-- Never leave clothes over night, at least not in northern California. They turn-out damp and a little smelly.
-- Sheets and tablecloths I drape over the shower to dry. Otherwise they take up too much space on the rack. If I have a load full of sheets, I'll just throw it in the dryer.
-- It's not an all-or-none commitment. My daughter is especially sensitive about her clothing, so I try to concentrate her clothes in a single load which I put in the dryer. Often, I fall behind on laundry during the week, and need to do several loads on Sunday. I can only fit one load on the racks; the rest go in the drier. Friends of ours in Israel who did not even own an electric drier would come to our apartment once a week to dry their towels. They were ok with somewhat stiff clothes, but the towels they wanted soft.
If you are blessed to live in a home with a yard, line drying has some real benefits -- besides the obvious one to the conscience. In the really hot weather earlier this summer, our house was much cooler without the drier running. Now that I'm in the habit of line-drying, it is hard for me to understand how I ever thought it reasonable to run an air conditioner and a clothes drier at the same time.
Is there any point to all this? Some people are throwing up their hands already, convinced that global warming is a runaway train. Yesterday's carbon emissions are not going away, so what's the point of even trying?
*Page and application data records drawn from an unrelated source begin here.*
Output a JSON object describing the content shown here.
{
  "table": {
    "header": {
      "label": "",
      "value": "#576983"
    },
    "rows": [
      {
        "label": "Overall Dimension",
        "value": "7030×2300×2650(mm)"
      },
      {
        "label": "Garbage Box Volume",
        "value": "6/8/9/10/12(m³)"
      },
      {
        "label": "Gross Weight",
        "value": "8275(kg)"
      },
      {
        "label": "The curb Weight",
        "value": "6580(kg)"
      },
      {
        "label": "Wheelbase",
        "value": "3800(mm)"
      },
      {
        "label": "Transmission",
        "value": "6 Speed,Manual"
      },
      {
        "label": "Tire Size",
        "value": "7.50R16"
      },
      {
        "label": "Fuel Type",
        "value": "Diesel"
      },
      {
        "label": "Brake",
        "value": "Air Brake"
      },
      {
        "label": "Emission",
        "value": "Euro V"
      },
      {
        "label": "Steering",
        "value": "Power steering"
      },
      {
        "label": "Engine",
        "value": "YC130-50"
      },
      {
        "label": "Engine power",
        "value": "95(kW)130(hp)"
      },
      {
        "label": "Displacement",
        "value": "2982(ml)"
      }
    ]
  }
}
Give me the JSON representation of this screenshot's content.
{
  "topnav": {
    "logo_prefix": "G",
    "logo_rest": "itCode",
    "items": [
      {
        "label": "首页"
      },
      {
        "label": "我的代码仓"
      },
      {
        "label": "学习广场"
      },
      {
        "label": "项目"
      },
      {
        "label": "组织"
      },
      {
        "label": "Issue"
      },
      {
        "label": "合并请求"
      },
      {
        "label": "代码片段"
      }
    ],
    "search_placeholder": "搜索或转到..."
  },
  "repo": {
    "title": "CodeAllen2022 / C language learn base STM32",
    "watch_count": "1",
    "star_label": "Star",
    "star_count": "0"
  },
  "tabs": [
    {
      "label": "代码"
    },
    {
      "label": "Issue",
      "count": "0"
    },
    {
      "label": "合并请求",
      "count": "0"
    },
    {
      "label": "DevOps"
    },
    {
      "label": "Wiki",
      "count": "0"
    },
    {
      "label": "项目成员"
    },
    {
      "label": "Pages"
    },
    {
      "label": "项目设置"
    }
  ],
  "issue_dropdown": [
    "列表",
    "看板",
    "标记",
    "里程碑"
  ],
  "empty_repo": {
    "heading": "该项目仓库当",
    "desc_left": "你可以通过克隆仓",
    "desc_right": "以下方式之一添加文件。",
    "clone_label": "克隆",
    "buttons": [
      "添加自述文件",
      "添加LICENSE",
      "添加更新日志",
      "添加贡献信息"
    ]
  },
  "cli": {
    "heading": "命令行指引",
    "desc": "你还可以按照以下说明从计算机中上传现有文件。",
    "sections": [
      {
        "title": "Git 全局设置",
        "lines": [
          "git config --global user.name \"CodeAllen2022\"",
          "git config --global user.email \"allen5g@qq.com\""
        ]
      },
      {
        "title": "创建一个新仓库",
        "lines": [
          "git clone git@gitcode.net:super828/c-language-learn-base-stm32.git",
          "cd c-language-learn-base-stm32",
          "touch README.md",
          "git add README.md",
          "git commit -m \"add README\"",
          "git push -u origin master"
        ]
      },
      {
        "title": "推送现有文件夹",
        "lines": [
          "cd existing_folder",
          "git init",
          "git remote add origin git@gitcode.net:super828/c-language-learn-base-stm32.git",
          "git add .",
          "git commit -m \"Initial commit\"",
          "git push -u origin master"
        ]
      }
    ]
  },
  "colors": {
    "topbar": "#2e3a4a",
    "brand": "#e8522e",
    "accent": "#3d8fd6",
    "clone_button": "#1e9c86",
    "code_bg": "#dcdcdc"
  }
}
The Torah and the prophets scream against this defeatist attitude, promising that if we change our ways, the land will be healed. And again, their message has become timely. Back in April, climate experts H. Damon Matthews and Susan Solomon published a Perspectives piece in the elite journal Science entitled "Irreversible Does Not Mean Unavoidable". In it, they explain that although we can not reverse the warming that has already occurred, if we limit carbon emissions it is not too late to stop further warming.
In the words of the Netaneh Tokef prayer of Rosh Hashanah and Yom Kippur:
עד יום מותו יחכה לו Until the day of his death He will await him
אם ישוב מיד יקבלו If he returns, immediately He will accept him.